Statement on Mass Graves of Indigenous Children Found in Canada
July 1, 2021
The Lemkin Institute believes mass graves are further evidence of the crime of genocide committed in Canada against the indigenous populations and takes issue with the term 'cultural genocide' that has been used by the Canadian government up to this point with reference to the boarding schools.
The Iraq Project for Genocide Prevention mourns the discovery of the remains of hundreds of indigenous students identified the past month at former residential education facilities for indigenous children in Canada. These discoveries further confirm the genocide facilitated by the American and Canadian governments against these populations. The presence of unacknowledged mass graves of children across the settler colonial societies of North America underscores that boarding schools were part of a larger genocidal process that is not adequately captured by the term “cultural genocide.”
The site of the Kamloops school, the grounds where the first group of bodies were found, is only one example of many such facilities that were in operation beginning in the late 19th century and primarily run by religious institutions.
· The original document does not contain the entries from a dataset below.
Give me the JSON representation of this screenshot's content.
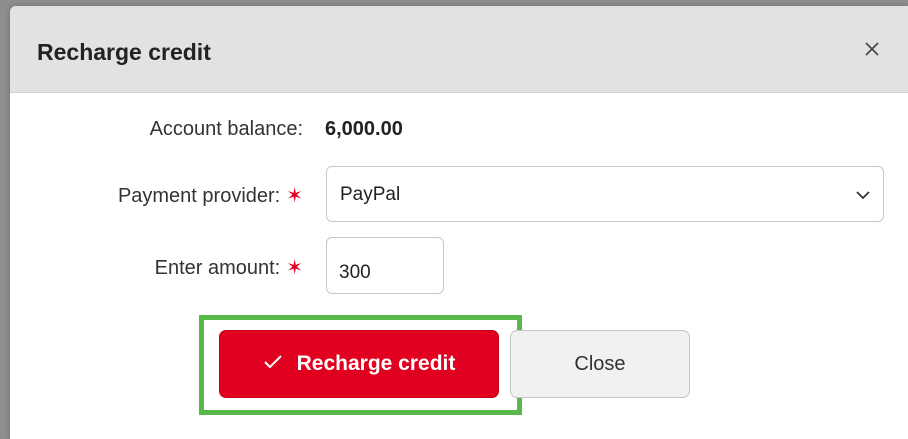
{
  "dialog": {
    "title": "Recharge credit",
    "close_icon": "close-icon"
  },
  "form": {
    "balance_label": "Account balance:",
    "balance_value": "6,000.00",
    "provider_label": "Payment provider:",
    "provider_selected": "PayPal",
    "amount_label": "Enter amount:",
    "amount_value": "300",
    "required_marker": "✶"
  },
  "actions": {
    "submit_label": "Recharge credit",
    "submit_icon": "checkmark-icon",
    "close_label": "Close"
  },
  "colors": {
    "primary": "#e1001f",
    "highlight": "#57b947",
    "header_bg": "#e2e2e2"
  }
}
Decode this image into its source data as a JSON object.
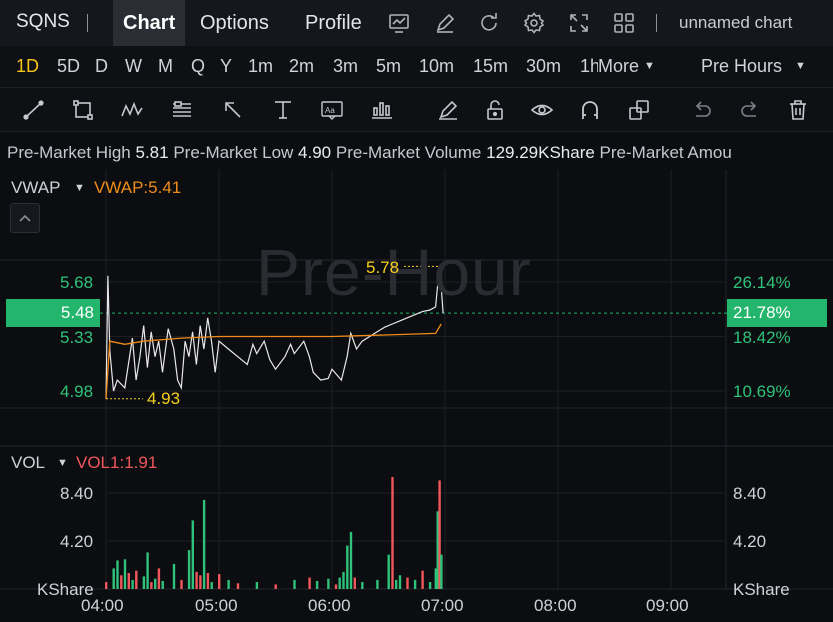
{
  "header": {
    "symbol": "SQNS",
    "tabs": [
      {
        "label": "Chart",
        "active": true
      },
      {
        "label": "Options",
        "active": false
      },
      {
        "label": "Profile",
        "active": false
      }
    ],
    "icons": [
      "line-chart-icon",
      "pencil-icon",
      "refresh-icon",
      "gear-icon",
      "fullscreen-icon",
      "layout-grid-icon"
    ],
    "chart_name": "unnamed chart"
  },
  "intervals": {
    "items": [
      "1D",
      "5D",
      "D",
      "W",
      "M",
      "Q",
      "Y",
      "1m",
      "2m",
      "3m",
      "5m",
      "10m",
      "15m",
      "30m",
      "1h"
    ],
    "active": "1D",
    "more_label": "More",
    "session_label": "Pre Hours"
  },
  "toolbar": {
    "tools": [
      "trend-line-icon",
      "rectangle-icon",
      "pattern-icon",
      "fib-icon",
      "arrow-icon",
      "measure-icon",
      "text-icon",
      "candles-icon",
      "brush-icon",
      "lock-icon",
      "eye-icon",
      "magnet-icon",
      "clone-icon",
      "undo-icon",
      "redo-icon",
      "trash-icon"
    ]
  },
  "stats": {
    "high_label": "Pre-Market High",
    "high_value": "5.81",
    "low_label": "Pre-Market Low",
    "low_value": "4.90",
    "volume_label": "Pre-Market Volume",
    "volume_value": "129.29KShare",
    "amount_label": "Pre-Market Amou"
  },
  "price_panel": {
    "indicator": "VWAP",
    "indicator_value": "VWAP:5.41",
    "watermark": "Pre-Hour",
    "current_price": "5.48",
    "current_pct": "21.78%",
    "high_marker": "5.78",
    "low_marker": "4.93"
  },
  "volume_panel": {
    "indicator": "VOL",
    "indicator_value": "VOL1:1.91",
    "unit_left": "KShare",
    "unit_right": "KShare"
  },
  "colors": {
    "up": "#2fc27a",
    "down": "#f0575b",
    "vwap": "#f08c1a",
    "price": "#e8e8e8",
    "marker": "#f5d020",
    "accent": "#23b56b"
  },
  "chart_data": {
    "type": "line",
    "x_ticks": [
      "04:00",
      "05:00",
      "06:00",
      "07:00",
      "08:00",
      "09:00"
    ],
    "x_range": [
      "04:00",
      "09:30"
    ],
    "y_ticks_left": [
      "5.68",
      "5.33",
      "4.98"
    ],
    "y_ticks_right": [
      "26.14%",
      "18.42%",
      "10.69%"
    ],
    "y_range": [
      4.8,
      5.9
    ],
    "price": [
      [
        "04:00",
        4.93
      ],
      [
        "04:01",
        5.72
      ],
      [
        "04:02",
        5.24
      ],
      [
        "04:04",
        4.98
      ],
      [
        "04:06",
        5.05
      ],
      [
        "04:10",
        5.0
      ],
      [
        "04:14",
        5.32
      ],
      [
        "04:16",
        5.05
      ],
      [
        "04:18",
        5.2
      ],
      [
        "04:20",
        5.4
      ],
      [
        "04:22",
        5.13
      ],
      [
        "04:24",
        5.36
      ],
      [
        "04:26",
        5.2
      ],
      [
        "04:28",
        5.3
      ],
      [
        "04:30",
        5.1
      ],
      [
        "04:33",
        5.38
      ],
      [
        "04:36",
        5.25
      ],
      [
        "04:38",
        5.05
      ],
      [
        "04:40",
        5.0
      ],
      [
        "04:42",
        5.3
      ],
      [
        "04:44",
        5.2
      ],
      [
        "04:46",
        5.36
      ],
      [
        "04:48",
        5.15
      ],
      [
        "04:50",
        5.4
      ],
      [
        "04:52",
        5.25
      ],
      [
        "04:54",
        5.45
      ],
      [
        "04:56",
        5.3
      ],
      [
        "04:58",
        5.1
      ],
      [
        "05:00",
        5.3
      ],
      [
        "05:05",
        5.25
      ],
      [
        "05:10",
        5.2
      ],
      [
        "05:15",
        5.15
      ],
      [
        "05:18",
        5.28
      ],
      [
        "05:20",
        5.22
      ],
      [
        "05:24",
        5.3
      ],
      [
        "05:27",
        5.18
      ],
      [
        "05:30",
        5.12
      ],
      [
        "05:35",
        5.2
      ],
      [
        "05:38",
        5.28
      ],
      [
        "05:40",
        5.22
      ],
      [
        "05:45",
        5.3
      ],
      [
        "05:48",
        5.2
      ],
      [
        "05:50",
        5.1
      ],
      [
        "05:54",
        5.05
      ],
      [
        "05:58",
        5.06
      ],
      [
        "06:00",
        5.12
      ],
      [
        "06:05",
        5.05
      ],
      [
        "06:08",
        5.2
      ],
      [
        "06:10",
        5.35
      ],
      [
        "06:13",
        5.25
      ],
      [
        "06:16",
        5.3
      ],
      [
        "06:20",
        5.33
      ],
      [
        "06:24",
        5.36
      ],
      [
        "06:28",
        5.39
      ],
      [
        "06:32",
        5.41
      ],
      [
        "06:36",
        5.43
      ],
      [
        "06:40",
        5.45
      ],
      [
        "06:44",
        5.47
      ],
      [
        "06:48",
        5.49
      ],
      [
        "06:52",
        5.5
      ],
      [
        "06:55",
        5.52
      ],
      [
        "06:57",
        5.78
      ],
      [
        "06:58",
        5.65
      ],
      [
        "06:59",
        5.48
      ]
    ],
    "vwap": [
      [
        "04:00",
        4.93
      ],
      [
        "04:02",
        5.3
      ],
      [
        "04:10",
        5.28
      ],
      [
        "04:20",
        5.3
      ],
      [
        "04:40",
        5.32
      ],
      [
        "05:00",
        5.33
      ],
      [
        "05:30",
        5.33
      ],
      [
        "06:00",
        5.33
      ],
      [
        "06:30",
        5.34
      ],
      [
        "06:55",
        5.35
      ],
      [
        "06:58",
        5.41
      ]
    ],
    "volume_y_ticks": [
      "8.40",
      "4.20"
    ],
    "volume_y_range": [
      0,
      10.5
    ],
    "volume": [
      [
        "04:00",
        0.6,
        "down"
      ],
      [
        "04:04",
        1.8,
        "up"
      ],
      [
        "04:06",
        2.5,
        "up"
      ],
      [
        "04:08",
        1.2,
        "down"
      ],
      [
        "04:10",
        2.6,
        "up"
      ],
      [
        "04:12",
        1.4,
        "down"
      ],
      [
        "04:14",
        0.8,
        "up"
      ],
      [
        "04:16",
        1.6,
        "down"
      ],
      [
        "04:20",
        1.1,
        "up"
      ],
      [
        "04:22",
        3.2,
        "up"
      ],
      [
        "04:24",
        0.6,
        "down"
      ],
      [
        "04:26",
        0.9,
        "up"
      ],
      [
        "04:28",
        1.8,
        "down"
      ],
      [
        "04:30",
        0.7,
        "up"
      ],
      [
        "04:36",
        2.2,
        "up"
      ],
      [
        "04:40",
        0.8,
        "down"
      ],
      [
        "04:44",
        3.4,
        "up"
      ],
      [
        "04:46",
        6.0,
        "up"
      ],
      [
        "04:48",
        1.5,
        "down"
      ],
      [
        "04:50",
        1.2,
        "down"
      ],
      [
        "04:52",
        7.8,
        "up"
      ],
      [
        "04:54",
        1.4,
        "down"
      ],
      [
        "04:56",
        0.6,
        "up"
      ],
      [
        "05:00",
        1.3,
        "down"
      ],
      [
        "05:05",
        0.8,
        "up"
      ],
      [
        "05:10",
        0.5,
        "down"
      ],
      [
        "05:20",
        0.6,
        "up"
      ],
      [
        "05:30",
        0.4,
        "down"
      ],
      [
        "05:40",
        0.8,
        "up"
      ],
      [
        "05:48",
        1.0,
        "down"
      ],
      [
        "05:52",
        0.7,
        "up"
      ],
      [
        "05:58",
        0.9,
        "up"
      ],
      [
        "06:02",
        0.4,
        "down"
      ],
      [
        "06:04",
        1.0,
        "up"
      ],
      [
        "06:06",
        1.5,
        "up"
      ],
      [
        "06:08",
        3.8,
        "up"
      ],
      [
        "06:10",
        5.0,
        "up"
      ],
      [
        "06:12",
        1.0,
        "down"
      ],
      [
        "06:16",
        0.6,
        "up"
      ],
      [
        "06:24",
        0.8,
        "up"
      ],
      [
        "06:30",
        3.0,
        "up"
      ],
      [
        "06:32",
        9.8,
        "down"
      ],
      [
        "06:34",
        0.8,
        "up"
      ],
      [
        "06:36",
        1.2,
        "up"
      ],
      [
        "06:40",
        1.0,
        "down"
      ],
      [
        "06:44",
        0.8,
        "up"
      ],
      [
        "06:48",
        1.6,
        "down"
      ],
      [
        "06:52",
        0.6,
        "up"
      ],
      [
        "06:55",
        1.8,
        "up"
      ],
      [
        "06:56",
        6.8,
        "up"
      ],
      [
        "06:57",
        9.5,
        "down"
      ],
      [
        "06:58",
        3.0,
        "up"
      ]
    ]
  }
}
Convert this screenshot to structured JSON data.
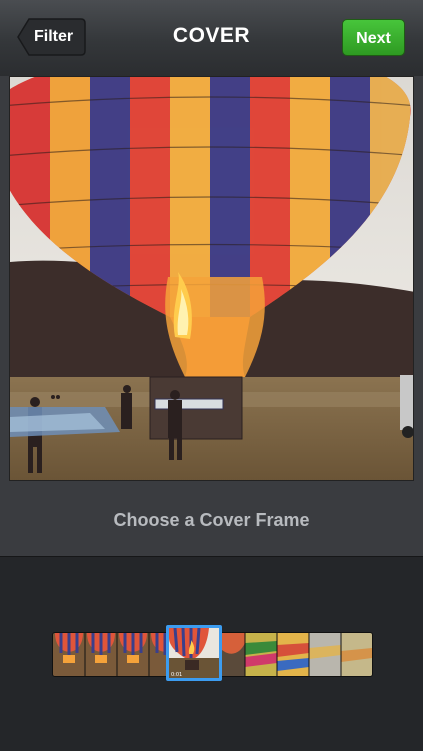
{
  "header": {
    "title": "COVER",
    "back_label": "Filter",
    "next_label": "Next"
  },
  "preview": {
    "caption": "Choose a Cover Frame",
    "image": "hot-air-balloon-photo"
  },
  "filmstrip": {
    "frame_count": 10,
    "selected_index": 3
  },
  "colors": {
    "next_button": "#37ad2a",
    "selection_border": "#3c9cf0",
    "background": "#232528"
  }
}
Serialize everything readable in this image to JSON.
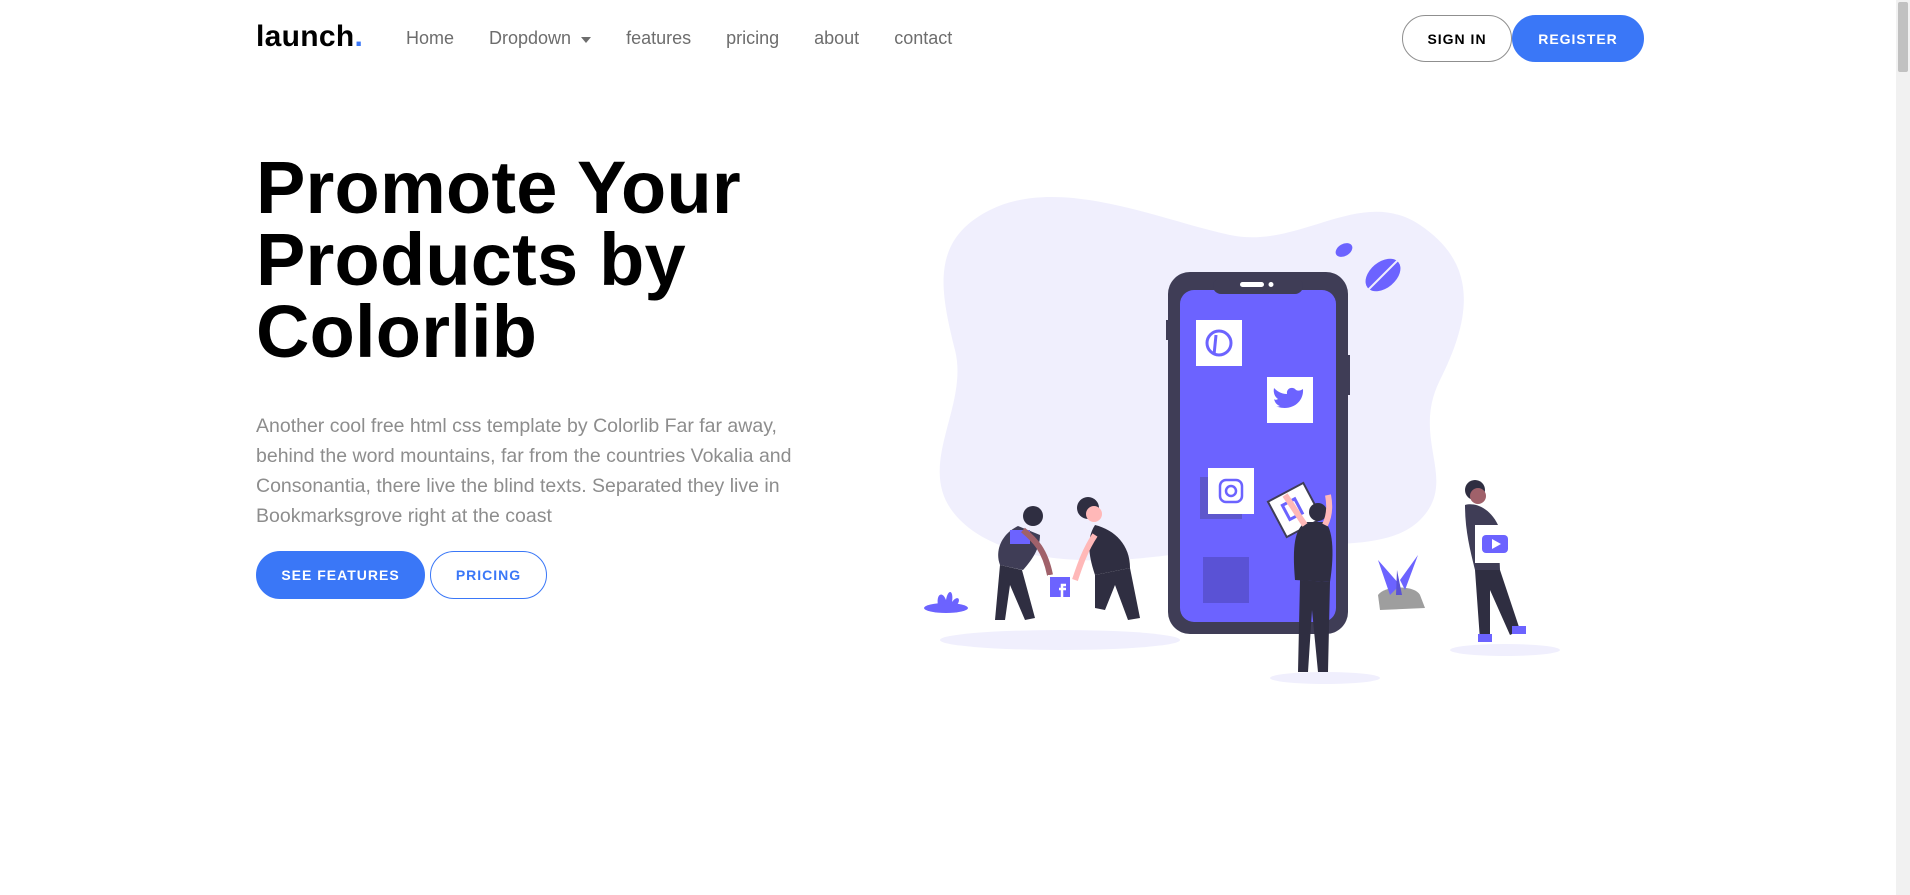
{
  "nav": {
    "brand": "launch",
    "brand_dot": ".",
    "links": [
      "Home",
      "Dropdown",
      "features",
      "pricing",
      "about",
      "contact"
    ],
    "signin_label": "SIGN IN",
    "register_label": "REGISTER"
  },
  "hero": {
    "title_line1": "Promote Your",
    "title_line2": "Products by",
    "title_line3": "Colorlib",
    "text": "Another cool free html css template by Colorlib Far far away, behind the word mountains, far from the countries Vokalia and Consonantia, there live the blind texts. Separated they live in Bookmarksgrove right at the coast",
    "features_label": "SEE FEATURES",
    "pricing_label": "PRICING"
  },
  "icons": {
    "dropdown": "caret-down-icon",
    "illustration": "social-media-phone-illustration"
  },
  "colors": {
    "accent": "#3a77f7",
    "illustration_primary": "#6c63ff",
    "illustration_blob": "#f0effd",
    "illustration_dark": "#3f3d56",
    "text_muted": "#8d8d8d"
  }
}
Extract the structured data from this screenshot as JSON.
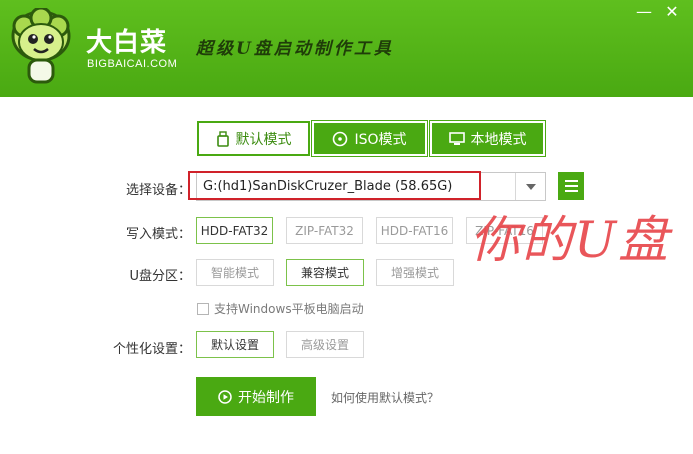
{
  "app": {
    "brand_name": "大白菜",
    "brand_domain": "BIGBAICAI.COM",
    "slogan": "超级U盘启动制作工具",
    "minimize_glyph": "—",
    "close_glyph": "✕"
  },
  "tabs": [
    {
      "label": "默认模式",
      "icon": "usb-icon",
      "active": true
    },
    {
      "label": "ISO模式",
      "icon": "disc-icon",
      "active": false
    },
    {
      "label": "本地模式",
      "icon": "monitor-icon",
      "active": false
    }
  ],
  "device": {
    "label": "选择设备：",
    "value": "G:(hd1)SanDiskCruzer_Blade (58.65G)"
  },
  "write_mode": {
    "label": "写入模式：",
    "options": [
      "HDD-FAT32",
      "ZIP-FAT32",
      "HDD-FAT16",
      "ZIP-FAT16"
    ],
    "selected": "HDD-FAT32"
  },
  "partition": {
    "label": "U盘分区：",
    "options": [
      "智能模式",
      "兼容模式",
      "增强模式"
    ],
    "selected": "兼容模式"
  },
  "windows_tablet": {
    "label": "支持Windows平板电脑启动",
    "checked": false
  },
  "personalize": {
    "label": "个性化设置：",
    "options": [
      "默认设置",
      "高级设置"
    ],
    "selected": "默认设置"
  },
  "actions": {
    "start_label": "开始制作",
    "help_link": "如何使用默认模式？"
  },
  "overlay": {
    "text": "你的U盘"
  },
  "colors": {
    "brand_green": "#4aa912",
    "highlight_red": "#d0222a",
    "overlay_red": "#e8484d"
  }
}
According to the New York Times, there may be as many as 30,000 missing indigenous children in similar graves across Canada. The IPG therefore calls for an immediate commitment to official investigations of boarding school grounds in the U.S. and Canada if there is ever to be a hope of comprehending the full degree of damage inflicted upon the indigenous communities of these lands by these countries’ governments.
Indigenous children were forced to attend these schools, even though this often meant taking them away from their family and communities. Many children were kidnapped by state authorities. The students were forbidden from speaking Indigenous languages or practicing Indigenous cultural practices; such prohibitions are characteristic of genocide. Torture, abuse, and sexualized violence were rampant.
The Canadian Truth and Reconciliation Commission, sponsored by the Canadian government, found in 2015 that the system was indeed a “form of cultural genocide”. The commission called for an apology by the Vatican for the part played by the Roman Catholic Church in these institutions. While acknowledging the suffering caused, Pope Francis has not gone as far as to issue a formal apology, despite former students’ testimony that priests had fathered infants with some of the indigenous students, according to New York Times reporting.
We join the Commission in urging Pope Francis to recognize and answer for the role the Church had in carrying out and perpetuating this genocide against the Indigenous people during this period. This acknowledgement may lend itself to a healing process for those who lived through such experiences and will help to legitimize their feelings surrounding it. It would also set the stage for restorative justice processes that center indigenous voices.
The Iraq Project for Genocide Prevention further calls on Canadian Prime Minister Justin Trudeau, as well as US President Joe Biden, to call for formal investigations into the matter on their own soil. While the Federal Indian Boarding School Initiative announced this past week by U.S. Secretary of Interior, Deb Haaland, is a good first step in this direction, we ask the Biden administration to support this initiative by making available all necessary resources of the federal government, and by calling for an expansion of this initiative to encompass a full truth and reconciliation process in the United States. The evidence coming to light requires investigation and therefore merits creation of a new commission to formally investigate what happened and what additional crimes were committed against the Indigenous people, in both the United States as well as Canada.
Only in recognizing the wrongs that were committed in the past, can any group, government, or society, hope for a better future. Genocide, regardless of form, must be addressed as early and consistently as possible in order to ensure that violent genocidal structures are dismantled. This instance of genocide is no exception.